Rapid Aging – best power

Positives:  The game for the most part feels good.  There aren’t a lot of guns, but what they do have feels a hell of a lot better than anything in a game like Killzone.  And on top of that you get some superhero powers that aren’t really necessary, but add to the overall appeal.  It also does small thing right, like automatically putting you into a crouch when you walk into a vent.  Crouching in general is handled well in the game (I actually never realized how much I hate most crouching mechanisms until playing Singularity).

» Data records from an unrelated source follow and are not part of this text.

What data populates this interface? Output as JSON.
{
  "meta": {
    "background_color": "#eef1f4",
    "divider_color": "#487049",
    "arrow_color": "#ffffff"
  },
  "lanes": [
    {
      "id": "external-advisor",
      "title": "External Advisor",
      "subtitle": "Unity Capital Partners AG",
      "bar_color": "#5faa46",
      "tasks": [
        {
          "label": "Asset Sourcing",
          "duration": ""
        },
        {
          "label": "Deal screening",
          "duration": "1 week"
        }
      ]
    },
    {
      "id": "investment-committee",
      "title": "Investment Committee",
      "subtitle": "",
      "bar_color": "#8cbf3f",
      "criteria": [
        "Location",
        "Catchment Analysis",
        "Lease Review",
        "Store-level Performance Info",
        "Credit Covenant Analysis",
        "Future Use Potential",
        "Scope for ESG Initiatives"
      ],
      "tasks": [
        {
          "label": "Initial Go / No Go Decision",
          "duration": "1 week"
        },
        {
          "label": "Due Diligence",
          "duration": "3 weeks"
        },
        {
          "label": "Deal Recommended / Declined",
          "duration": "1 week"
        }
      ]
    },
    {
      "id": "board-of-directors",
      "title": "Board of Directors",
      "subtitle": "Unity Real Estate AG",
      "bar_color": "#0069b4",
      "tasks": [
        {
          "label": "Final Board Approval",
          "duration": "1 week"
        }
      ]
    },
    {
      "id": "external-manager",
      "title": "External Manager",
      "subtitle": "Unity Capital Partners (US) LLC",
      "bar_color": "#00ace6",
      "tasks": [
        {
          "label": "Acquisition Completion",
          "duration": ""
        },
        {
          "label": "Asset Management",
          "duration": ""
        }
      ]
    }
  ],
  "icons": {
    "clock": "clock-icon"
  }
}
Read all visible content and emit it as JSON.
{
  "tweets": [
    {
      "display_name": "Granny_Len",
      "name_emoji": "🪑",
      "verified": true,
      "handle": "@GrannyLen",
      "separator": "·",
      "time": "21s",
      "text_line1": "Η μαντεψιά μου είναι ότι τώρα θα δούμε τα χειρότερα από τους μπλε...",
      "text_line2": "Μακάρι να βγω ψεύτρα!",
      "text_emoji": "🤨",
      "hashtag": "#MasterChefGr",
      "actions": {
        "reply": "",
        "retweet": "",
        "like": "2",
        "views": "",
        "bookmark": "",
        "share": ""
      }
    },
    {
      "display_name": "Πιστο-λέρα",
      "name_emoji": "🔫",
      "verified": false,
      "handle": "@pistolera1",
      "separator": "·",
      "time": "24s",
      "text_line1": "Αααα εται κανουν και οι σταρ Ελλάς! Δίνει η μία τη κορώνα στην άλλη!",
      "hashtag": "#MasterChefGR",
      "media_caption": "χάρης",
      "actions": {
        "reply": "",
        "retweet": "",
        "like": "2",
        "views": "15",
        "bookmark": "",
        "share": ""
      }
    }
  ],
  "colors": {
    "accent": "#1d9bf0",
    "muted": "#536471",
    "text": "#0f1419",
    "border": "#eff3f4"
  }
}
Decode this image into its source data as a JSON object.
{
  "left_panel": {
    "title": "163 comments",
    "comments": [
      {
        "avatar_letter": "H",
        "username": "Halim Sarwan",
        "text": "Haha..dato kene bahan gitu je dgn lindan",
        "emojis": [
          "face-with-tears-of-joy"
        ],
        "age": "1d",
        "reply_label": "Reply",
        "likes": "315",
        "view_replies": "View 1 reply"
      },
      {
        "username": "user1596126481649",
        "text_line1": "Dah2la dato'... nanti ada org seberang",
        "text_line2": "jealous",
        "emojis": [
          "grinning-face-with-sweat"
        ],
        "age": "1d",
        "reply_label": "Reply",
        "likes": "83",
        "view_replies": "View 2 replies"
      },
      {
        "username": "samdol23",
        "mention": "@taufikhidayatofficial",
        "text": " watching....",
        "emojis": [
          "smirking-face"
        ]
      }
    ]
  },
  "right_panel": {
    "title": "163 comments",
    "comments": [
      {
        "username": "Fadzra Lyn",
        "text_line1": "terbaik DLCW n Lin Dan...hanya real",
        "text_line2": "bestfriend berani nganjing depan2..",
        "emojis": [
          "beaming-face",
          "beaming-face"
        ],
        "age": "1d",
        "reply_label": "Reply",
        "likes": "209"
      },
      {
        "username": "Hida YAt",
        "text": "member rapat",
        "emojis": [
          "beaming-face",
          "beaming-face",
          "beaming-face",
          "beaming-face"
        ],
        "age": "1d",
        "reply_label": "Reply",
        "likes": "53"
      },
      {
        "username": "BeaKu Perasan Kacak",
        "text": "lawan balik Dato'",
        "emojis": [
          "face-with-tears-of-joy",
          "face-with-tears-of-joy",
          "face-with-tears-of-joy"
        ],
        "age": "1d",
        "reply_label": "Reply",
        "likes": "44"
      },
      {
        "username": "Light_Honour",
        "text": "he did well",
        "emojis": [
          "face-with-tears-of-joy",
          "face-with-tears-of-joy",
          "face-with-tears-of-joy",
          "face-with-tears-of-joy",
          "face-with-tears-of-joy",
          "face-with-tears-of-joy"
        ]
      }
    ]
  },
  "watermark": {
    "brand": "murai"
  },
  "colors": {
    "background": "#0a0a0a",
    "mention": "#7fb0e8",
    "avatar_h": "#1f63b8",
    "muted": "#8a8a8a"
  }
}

Negatives:  This is the small stuff, but it’s on the big stuff that Singularity gets absurd.  First, it can’t make up it’s mind if it’s scary or camp.  The first area has some legitimate ambiance and unease to it, but this is completely unsettled by the character models and the gung-ho gameplay that eventually replaces it.  In this change, the resource management that exists at the beginning is also thrown out (naturally, as run and gun gameplay doesn’t lend itself well to ammo conservation).

There are multiple endings to Singularity, and together they sum up all the problems of the game.  They run the gambit from darkly logical and intriguing to stupid and hole-ridden (oh, the main one is so bad).  It’s a two that I want to be a three, but it’s still a two.

Review: 2 stars (out of 5)

Memory: The Soviets speak to each other in English (with obligatory horrible Russian accents).

Adding Reviews

I haven’t posted anything for awhile (if you don’t count the post from five minutes ago, which I actually wrote months ago). But I have new motivation in the blog, and that’s to add a review section.

The goal:  To provide short reviews, that are (hopefully) not biased by any previously published scores or impressions.

The score system will be borrowed from what I consider the best video game magazine that was ever published, Next Generation.  It is a simple 5 star system, but because of the simplicity the entire scale will be used.  This is in contrast to a 1-10 scale, where most games place between 7-9, with anything below not being worth playing, and anything above being considered great (really what is the difference between 8.5 and 9, or even 8 and 9 for that matter?).  At that level, the real question is it a 4 star (God of War 3), or a 5 star game (Demon Souls)?